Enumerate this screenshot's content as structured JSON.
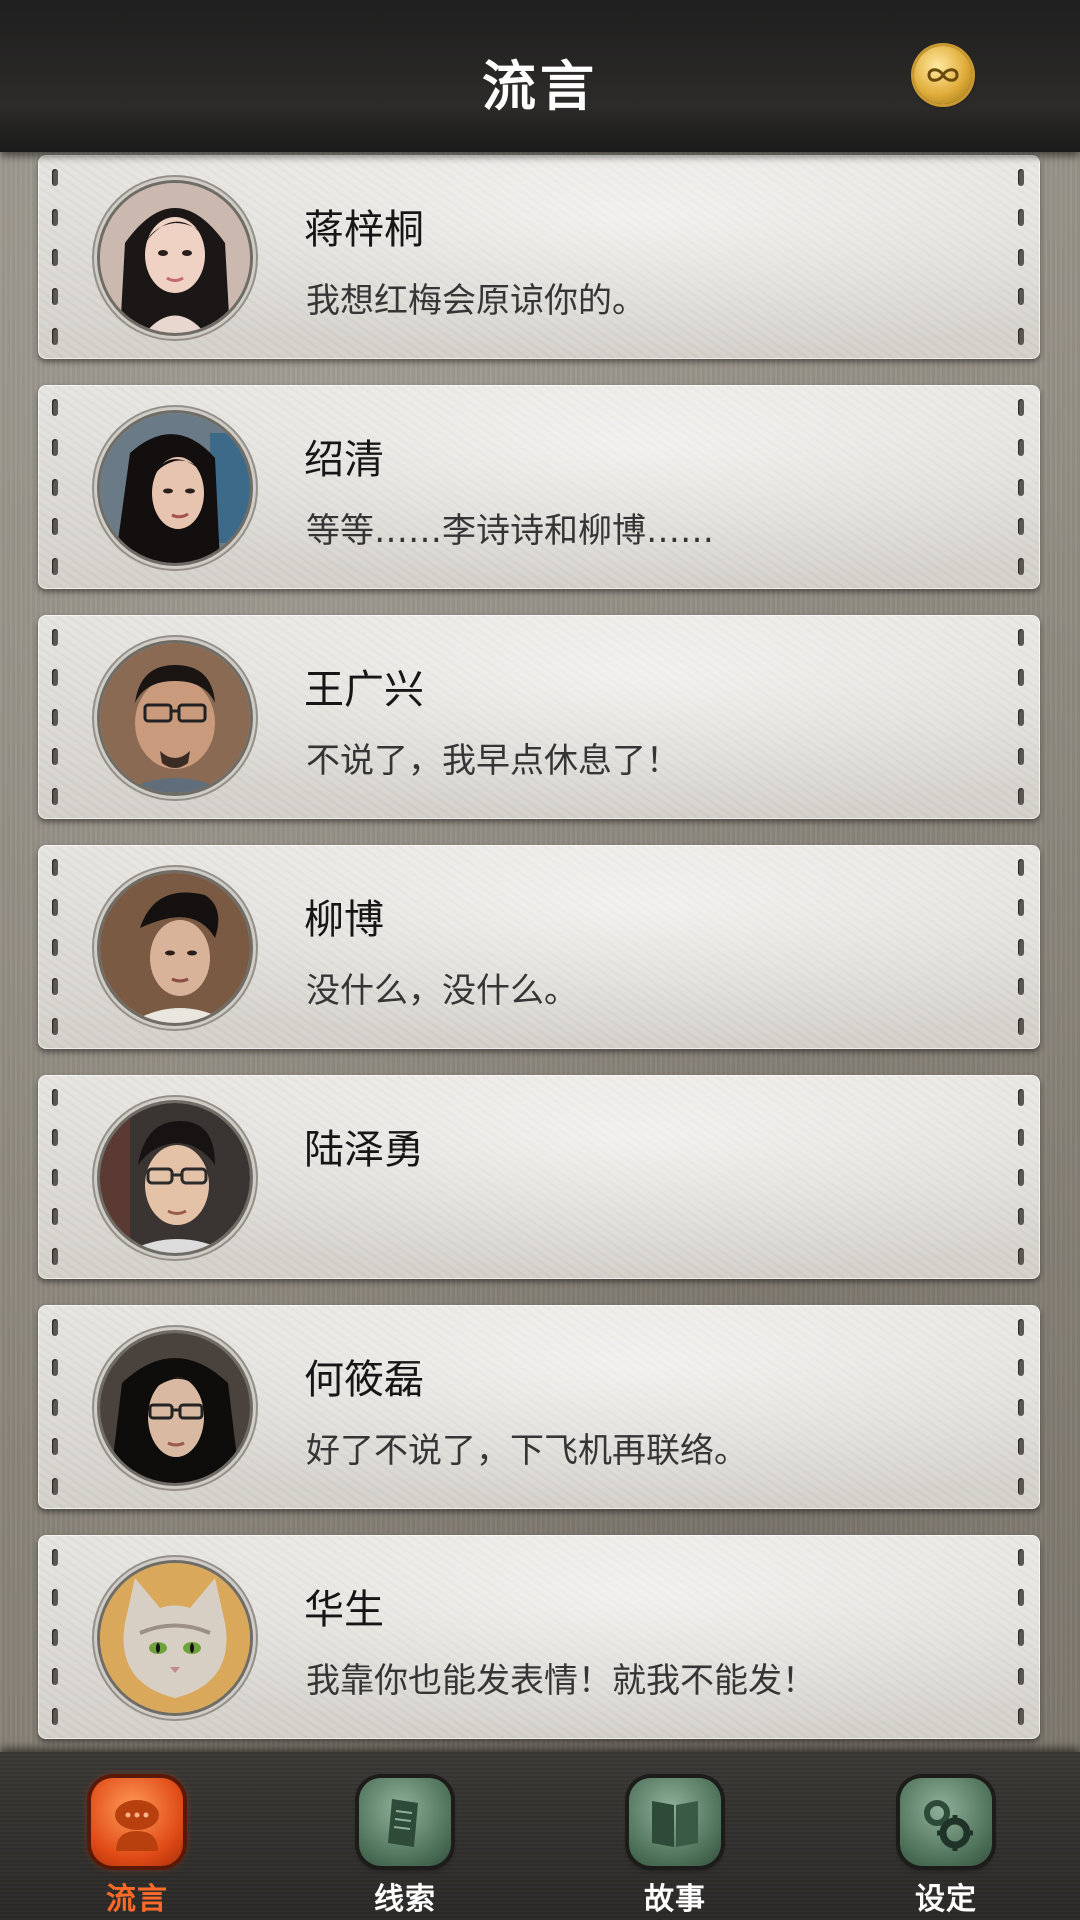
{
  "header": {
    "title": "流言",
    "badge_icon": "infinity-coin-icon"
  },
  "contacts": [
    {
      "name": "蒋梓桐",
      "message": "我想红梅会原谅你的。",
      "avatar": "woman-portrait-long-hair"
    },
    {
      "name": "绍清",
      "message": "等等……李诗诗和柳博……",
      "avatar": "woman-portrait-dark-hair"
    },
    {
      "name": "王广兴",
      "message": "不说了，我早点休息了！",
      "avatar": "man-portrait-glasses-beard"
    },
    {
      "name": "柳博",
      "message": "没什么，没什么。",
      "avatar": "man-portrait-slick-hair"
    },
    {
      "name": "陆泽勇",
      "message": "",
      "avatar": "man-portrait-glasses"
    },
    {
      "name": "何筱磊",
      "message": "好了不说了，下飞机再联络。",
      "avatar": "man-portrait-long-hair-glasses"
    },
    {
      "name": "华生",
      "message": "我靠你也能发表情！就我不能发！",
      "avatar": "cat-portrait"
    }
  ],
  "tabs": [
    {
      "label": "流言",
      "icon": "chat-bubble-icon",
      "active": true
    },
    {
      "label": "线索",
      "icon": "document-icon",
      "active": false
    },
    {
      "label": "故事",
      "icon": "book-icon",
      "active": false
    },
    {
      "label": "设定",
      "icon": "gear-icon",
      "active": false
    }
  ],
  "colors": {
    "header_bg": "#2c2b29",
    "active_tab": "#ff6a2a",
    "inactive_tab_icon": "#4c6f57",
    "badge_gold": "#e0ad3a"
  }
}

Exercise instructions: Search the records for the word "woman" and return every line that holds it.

Solution for this exercise:
      "avatar": "woman-portrait-long-hair"
      "avatar": "woman-portrait-dark-hair"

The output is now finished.